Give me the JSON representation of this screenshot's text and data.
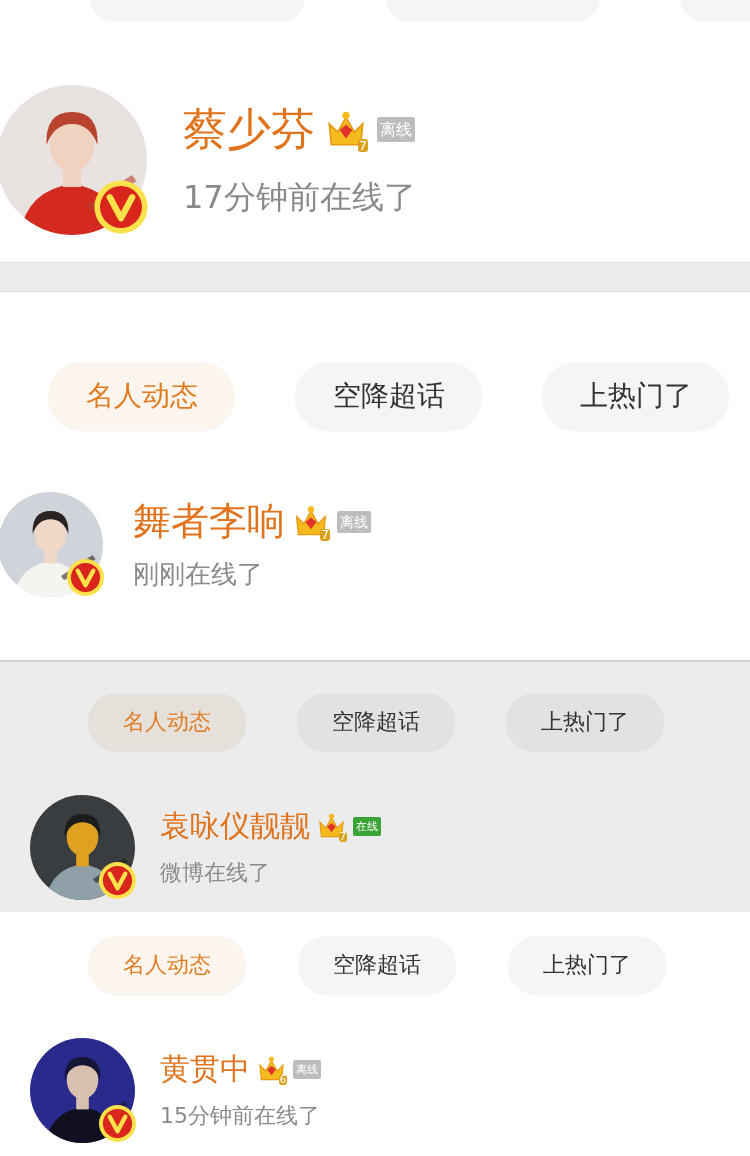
{
  "panels": [
    {
      "shaded": false,
      "profile": {
        "name": "蔡少芬",
        "vip_level": "7",
        "status_badge": {
          "label": "离线",
          "online": false
        },
        "last_seen": "17分钟前在线了"
      }
    },
    {
      "shaded": false,
      "tabs": [
        {
          "label": "名人动态",
          "selected": true
        },
        {
          "label": "空降超话",
          "selected": false
        },
        {
          "label": "上热门了",
          "selected": false
        }
      ],
      "profile": {
        "name": "舞者李响",
        "vip_level": "7",
        "status_badge": {
          "label": "离线",
          "online": false
        },
        "last_seen": "刚刚在线了"
      }
    },
    {
      "shaded": true,
      "tabs": [
        {
          "label": "名人动态",
          "selected": true
        },
        {
          "label": "空降超话",
          "selected": false
        },
        {
          "label": "上热门了",
          "selected": false
        }
      ],
      "profile": {
        "name": "袁咏仪靓靓",
        "vip_level": "7",
        "status_badge": {
          "label": "在线",
          "online": true
        },
        "last_seen": "微博在线了"
      }
    },
    {
      "shaded": false,
      "tabs": [
        {
          "label": "名人动态",
          "selected": true
        },
        {
          "label": "空降超话",
          "selected": false
        },
        {
          "label": "上热门了",
          "selected": false
        }
      ],
      "profile": {
        "name": "黄贯中",
        "vip_level": "6",
        "status_badge": {
          "label": "离线",
          "online": false
        },
        "last_seen": "15分钟前在线了"
      }
    }
  ]
}
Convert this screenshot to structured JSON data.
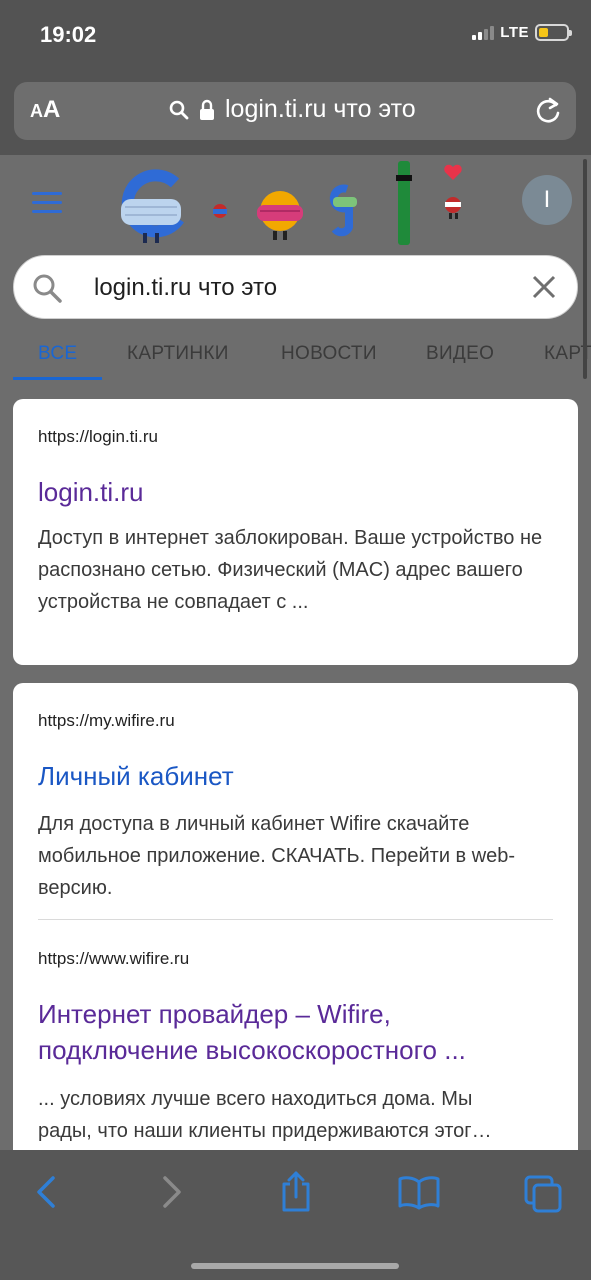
{
  "status": {
    "time": "19:02",
    "network": "LTE"
  },
  "browser": {
    "text_size_small": "A",
    "text_size_big": "A",
    "url": "login.ti.ru что это"
  },
  "google": {
    "avatar_letter": "I",
    "search_query": "login.ti.ru что это",
    "tabs": [
      "ВСЕ",
      "КАРТИНКИ",
      "НОВОСТИ",
      "ВИДЕО",
      "КАРТЫ"
    ]
  },
  "results": [
    {
      "cite": "https://login.ti.ru",
      "title": "login.ti.ru",
      "snippet": "Доступ в интернет заблокирован. Ваше устройство не распознано сетью. Физический (MAC) адрес вашего устройства не совпадает с ..."
    },
    {
      "cite": "https://my.wifire.ru",
      "title": "Личный кабинет",
      "snippet": "Для доступа в личный кабинет Wifire скачайте мобильное приложение. СКАЧАТЬ. Перейти в web-версию."
    },
    {
      "cite": "https://www.wifire.ru",
      "title_line1": "Интернет провайдер – Wifire,",
      "title_line2": "подключение высокоскоростного ...",
      "snippet_line1": "... условиях лучше всего находиться дома. Мы",
      "snippet_line2": "рады, что наши клиенты придерживаются этог…"
    }
  ],
  "colors": {
    "visited_link": "#5a2a98",
    "link": "#1a57c4",
    "active_tab": "#1a66d2"
  },
  "icons": [
    "search-icon",
    "lock-icon",
    "reload-icon",
    "menu-icon",
    "clear-icon",
    "back-icon",
    "forward-icon",
    "share-icon",
    "bookmarks-icon",
    "tabs-icon"
  ]
}
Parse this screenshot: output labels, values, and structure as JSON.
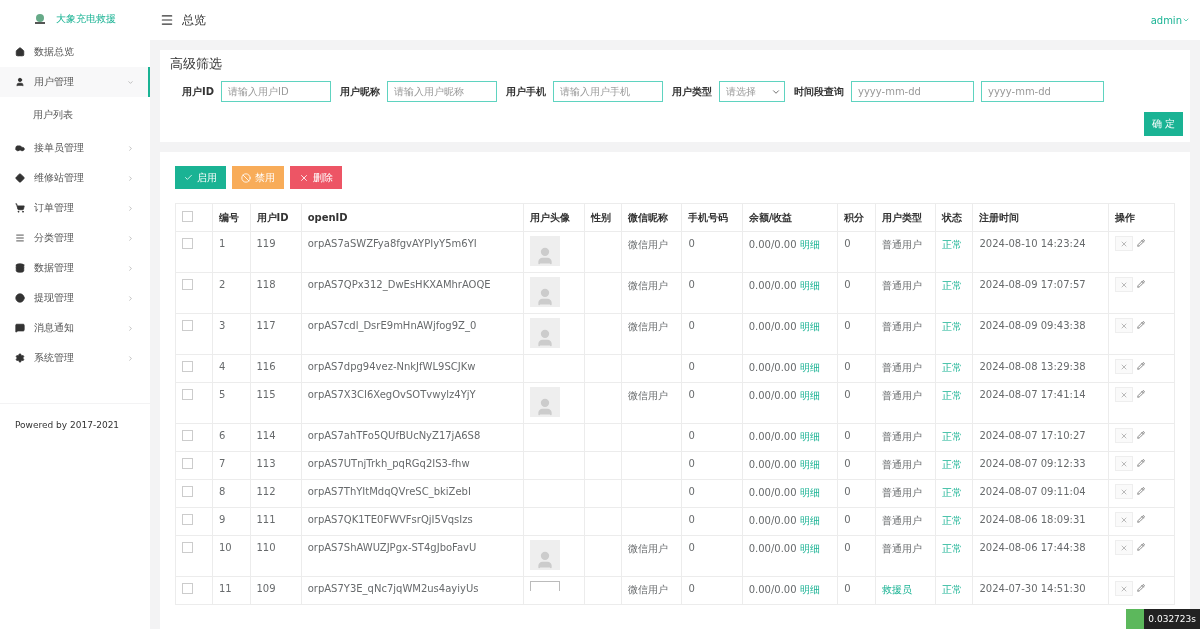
{
  "brand": {
    "name": "大象充电救援"
  },
  "sidebar": {
    "items": [
      {
        "label": "数据总览",
        "selected": false,
        "expanded": false,
        "has_children": false
      },
      {
        "label": "用户管理",
        "selected": true,
        "expanded": true,
        "has_children": true,
        "children": [
          {
            "label": "用户列表",
            "selected": false
          }
        ]
      },
      {
        "label": "接单员管理",
        "selected": false,
        "expanded": false,
        "has_children": true
      },
      {
        "label": "维修站管理",
        "selected": false,
        "expanded": false,
        "has_children": true
      },
      {
        "label": "订单管理",
        "selected": false,
        "expanded": false,
        "has_children": true
      },
      {
        "label": "分类管理",
        "selected": false,
        "expanded": false,
        "has_children": true
      },
      {
        "label": "数据管理",
        "selected": false,
        "expanded": false,
        "has_children": true
      },
      {
        "label": "提现管理",
        "selected": false,
        "expanded": false,
        "has_children": true
      },
      {
        "label": "消息通知",
        "selected": false,
        "expanded": false,
        "has_children": true
      },
      {
        "label": "系统管理",
        "selected": false,
        "expanded": false,
        "has_children": true
      }
    ],
    "footer": "Powered by 2017-2021"
  },
  "topbar": {
    "title": "总览",
    "user": "admin"
  },
  "filter": {
    "title": "高级筛选",
    "fields": [
      {
        "kind": "input",
        "label": "用户ID",
        "placeholder": "请输入用户ID"
      },
      {
        "kind": "input",
        "label": "用户昵称",
        "placeholder": "请输入用户昵称"
      },
      {
        "kind": "input",
        "label": "用户手机",
        "placeholder": "请输入用户手机"
      },
      {
        "kind": "select",
        "label": "用户类型",
        "placeholder": "请选择"
      },
      {
        "kind": "daterange",
        "label": "时间段查询",
        "placeholder": "yyyy-mm-dd",
        "placeholder_end": "yyyy-mm-dd"
      }
    ],
    "submit": "确 定"
  },
  "actions": [
    {
      "kind": "enable",
      "label": "启用"
    },
    {
      "kind": "disable",
      "label": "禁用"
    },
    {
      "kind": "delete",
      "label": "删除"
    }
  ],
  "table": {
    "all_checked": false,
    "columns": [
      "编号",
      "用户ID",
      "openID",
      "用户头像",
      "性别",
      "微信昵称",
      "手机号码",
      "余额/收益",
      "积分",
      "用户类型",
      "状态",
      "注册时间",
      "操作"
    ],
    "rows": [
      {
        "no": "1",
        "user_id": "119",
        "openid": "orpAS7aSWZFya8fgvAYPIyY5m6YI",
        "avatar": {
          "kind": "placeholder"
        },
        "nickname": "微信用户",
        "phone": "0",
        "balance": "0.00/0.00",
        "detail": "明细",
        "points": "0",
        "user_type": {
          "label": "普通用户",
          "kind": "normal"
        },
        "status": "正常",
        "time": "2024-08-10 14:23:24",
        "checked": false
      },
      {
        "no": "2",
        "user_id": "118",
        "openid": "orpAS7QPx312_DwEsHKXAMhrAOQE",
        "avatar": {
          "kind": "placeholder"
        },
        "nickname": "微信用户",
        "phone": "0",
        "balance": "0.00/0.00",
        "detail": "明细",
        "points": "0",
        "user_type": {
          "label": "普通用户",
          "kind": "normal"
        },
        "status": "正常",
        "time": "2024-08-09 17:07:57",
        "checked": false
      },
      {
        "no": "3",
        "user_id": "117",
        "openid": "orpAS7cdl_DsrE9mHnAWjfog9Z_0",
        "avatar": {
          "kind": "placeholder"
        },
        "nickname": "微信用户",
        "phone": "0",
        "balance": "0.00/0.00",
        "detail": "明细",
        "points": "0",
        "user_type": {
          "label": "普通用户",
          "kind": "normal"
        },
        "status": "正常",
        "time": "2024-08-09 09:43:38",
        "checked": false
      },
      {
        "no": "4",
        "user_id": "116",
        "openid": "orpAS7dpg94vez-NnkJfWL9SCJKw",
        "phone": "0",
        "balance": "0.00/0.00",
        "detail": "明细",
        "points": "0",
        "user_type": {
          "label": "普通用户",
          "kind": "normal"
        },
        "status": "正常",
        "time": "2024-08-08 13:29:38",
        "checked": false
      },
      {
        "no": "5",
        "user_id": "115",
        "openid": "orpAS7X3CI6XegOvSOTvwylz4YjY",
        "avatar": {
          "kind": "placeholder"
        },
        "nickname": "微信用户",
        "phone": "0",
        "balance": "0.00/0.00",
        "detail": "明细",
        "points": "0",
        "user_type": {
          "label": "普通用户",
          "kind": "normal"
        },
        "status": "正常",
        "time": "2024-08-07 17:41:14",
        "checked": false
      },
      {
        "no": "6",
        "user_id": "114",
        "openid": "orpAS7ahTFo5QUfBUcNyZ17jA6S8",
        "phone": "0",
        "balance": "0.00/0.00",
        "detail": "明细",
        "points": "0",
        "user_type": {
          "label": "普通用户",
          "kind": "normal"
        },
        "status": "正常",
        "time": "2024-08-07 17:10:27",
        "checked": false
      },
      {
        "no": "7",
        "user_id": "113",
        "openid": "orpAS7UTnjTrkh_pqRGq2IS3-fhw",
        "phone": "0",
        "balance": "0.00/0.00",
        "detail": "明细",
        "points": "0",
        "user_type": {
          "label": "普通用户",
          "kind": "normal"
        },
        "status": "正常",
        "time": "2024-08-07 09:12:33",
        "checked": false
      },
      {
        "no": "8",
        "user_id": "112",
        "openid": "orpAS7ThYItMdqQVreSC_bkiZebI",
        "phone": "0",
        "balance": "0.00/0.00",
        "detail": "明细",
        "points": "0",
        "user_type": {
          "label": "普通用户",
          "kind": "normal"
        },
        "status": "正常",
        "time": "2024-08-07 09:11:04",
        "checked": false
      },
      {
        "no": "9",
        "user_id": "111",
        "openid": "orpAS7QK1TE0FWVFsrQjI5VqsIzs",
        "phone": "0",
        "balance": "0.00/0.00",
        "detail": "明细",
        "points": "0",
        "user_type": {
          "label": "普通用户",
          "kind": "normal"
        },
        "status": "正常",
        "time": "2024-08-06 18:09:31",
        "checked": false
      },
      {
        "no": "10",
        "user_id": "110",
        "openid": "orpAS7ShAWUZJPgx-ST4gJboFavU",
        "avatar": {
          "kind": "placeholder"
        },
        "nickname": "微信用户",
        "phone": "0",
        "balance": "0.00/0.00",
        "detail": "明细",
        "points": "0",
        "user_type": {
          "label": "普通用户",
          "kind": "normal"
        },
        "status": "正常",
        "time": "2024-08-06 17:44:38",
        "checked": false
      },
      {
        "no": "11",
        "user_id": "109",
        "openid": "orpAS7Y3E_qNc7jqWM2us4ayiyUs",
        "avatar": {
          "kind": "broken"
        },
        "nickname": "微信用户",
        "phone": "0",
        "balance": "0.00/0.00",
        "detail": "明细",
        "points": "0",
        "user_type": {
          "label": "救援员",
          "kind": "rescuer"
        },
        "status": "正常",
        "time": "2024-07-30 14:51:30",
        "checked": false
      }
    ]
  },
  "trace": {
    "time": "0.032723s"
  }
}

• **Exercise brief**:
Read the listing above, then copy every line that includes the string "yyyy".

• **Task solution**:
        "placeholder": "yyyy-mm-dd",
        "placeholder_end": "yyyy-mm-dd"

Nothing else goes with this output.